  • It’s very important to be able to talk about full boycott because again, we’re talking about-when we talked about the boycott of South Africa-people did not boycott the Bantustans. They boycotted the government of South Africa, which were allowing-which were imposing apartheid throughout the country…People can choose to boycott different kinds of things within that, but the framework is the same. You can’t stop-you cannot stop the-the conditions on which the boycott movement is based, do not end on the settlements. They are the responsibility of the Israeli government.” (emphasis added)

David Wildman

  • “So it makes sense that civil society, in the anti-apartheid movement and in relation to Palestine and Israel, have turned to boycott, divestment, and sanctions as nonviolent actions. And so I wanted to say that’s a natural progression. We’d be-love to defer and give that right back to the member states as they join us in taking up Boycott, Divestment, and Sanctions. So we hope that… Many of us in the churches have worked on divestment and we’re nervous about boycott, then we worked on the boycott of settlement products.
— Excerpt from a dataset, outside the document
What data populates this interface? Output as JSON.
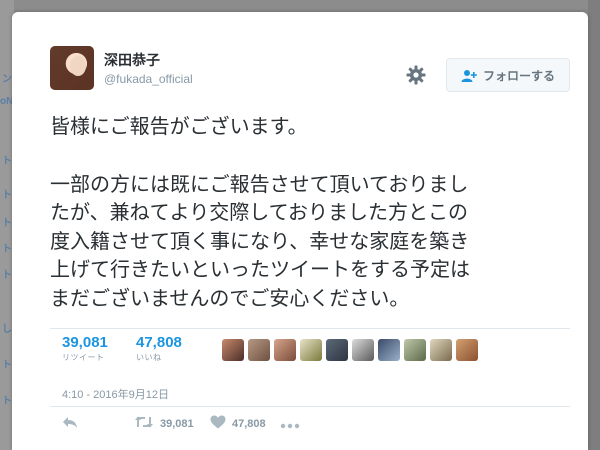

Netanyahu single-handedly got 10% of the US Congress to boycott Israel by refusing to listen to his speech. Now can we just thank him for that?”